“The number of job search engines has grown in recent years from a handful of major players, such as Monster.com and HotJobs.com, to hundreds of sites, offering everything from industry-specific and localized job search engines to dating service-like compatibility matching between job-seekers and employers,” says John A. Challenger, chief executive officer.
“However, access to thousands of job search sites on the Internet is not necessarily a good thing. The choices can be overwhelming for those who find themselves either voluntarily or involuntarily in the labor pool. One could easily spend all day, every day surfing the Net for job vacancies, emailing resumes and waiting for the phone to ring. Unfortunately, this approach will rarely lead to a new job.”
For many unemployed workers, the Internet is the first place to start looking for available positions. The Web is a useful device, but should be considered second to the traditional method of meeting face to face with potential employers.
“Those who make the Internet their primary job search tool are likely prolonging the time it takes to find a position,” says Challenger. “Overuse of the Internet also threatens to prolong the hiring process on the employer’s end, as well, by inundating employers with irrelevant resumes.”
Challenger, Gray & Christmas Inc. offers tips in using the Internet as a beneficial guide during the job search:
* Obtain names of key people. Visit the company websites in order to find the names, phone numbers or emails of those executives in charge of hiring. Message the hiring persons instead of a general email, which will most likely go to human resources.
* Stay up-to-date with the company’s news. View the employer website to see if the company is expanding or if new positions will be needed.
* Go to websites for trade associations. View an overall picture of hiring needs and trends among members.
* Email contacts indicating job need. Message all your friends and family; let them know you are looking for a job and provide a little background on the type of position and your qualifications.
* Use social sites to communicate unemployment. Inform your network of friends on Facebook.

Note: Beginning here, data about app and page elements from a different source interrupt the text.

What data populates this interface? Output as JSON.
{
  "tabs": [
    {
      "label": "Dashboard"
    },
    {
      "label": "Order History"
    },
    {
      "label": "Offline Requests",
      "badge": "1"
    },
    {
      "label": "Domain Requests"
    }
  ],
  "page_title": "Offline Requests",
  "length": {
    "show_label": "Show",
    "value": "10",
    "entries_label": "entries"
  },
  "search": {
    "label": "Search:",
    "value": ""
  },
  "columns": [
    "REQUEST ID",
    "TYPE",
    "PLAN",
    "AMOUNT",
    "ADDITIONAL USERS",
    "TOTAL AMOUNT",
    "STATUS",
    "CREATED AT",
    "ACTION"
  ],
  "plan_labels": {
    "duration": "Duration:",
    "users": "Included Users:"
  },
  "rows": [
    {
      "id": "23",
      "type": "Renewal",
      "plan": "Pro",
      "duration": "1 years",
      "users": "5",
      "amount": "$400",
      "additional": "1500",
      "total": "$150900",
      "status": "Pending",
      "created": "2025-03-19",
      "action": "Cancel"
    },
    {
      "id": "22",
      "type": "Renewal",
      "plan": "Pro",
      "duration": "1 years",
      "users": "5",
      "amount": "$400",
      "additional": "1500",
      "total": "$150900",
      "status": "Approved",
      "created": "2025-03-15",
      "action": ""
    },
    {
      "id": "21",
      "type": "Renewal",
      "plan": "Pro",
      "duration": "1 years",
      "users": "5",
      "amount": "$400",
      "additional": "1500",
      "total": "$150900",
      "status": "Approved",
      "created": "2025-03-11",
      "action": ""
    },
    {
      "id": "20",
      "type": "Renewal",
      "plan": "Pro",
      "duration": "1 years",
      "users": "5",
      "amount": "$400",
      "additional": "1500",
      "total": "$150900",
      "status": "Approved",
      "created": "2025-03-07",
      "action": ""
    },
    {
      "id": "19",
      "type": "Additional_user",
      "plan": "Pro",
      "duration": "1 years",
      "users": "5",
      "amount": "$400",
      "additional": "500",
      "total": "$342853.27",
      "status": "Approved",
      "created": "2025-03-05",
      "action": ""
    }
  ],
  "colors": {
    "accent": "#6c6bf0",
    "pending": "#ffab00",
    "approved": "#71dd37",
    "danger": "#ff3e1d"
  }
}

Increase your professional network by joining sites such as LinkedIn.
“Job-seekers must learn how to use the Internet as the tool it can be, rather than just relying on it as a conduit for electronic resumes,” adds Challenger.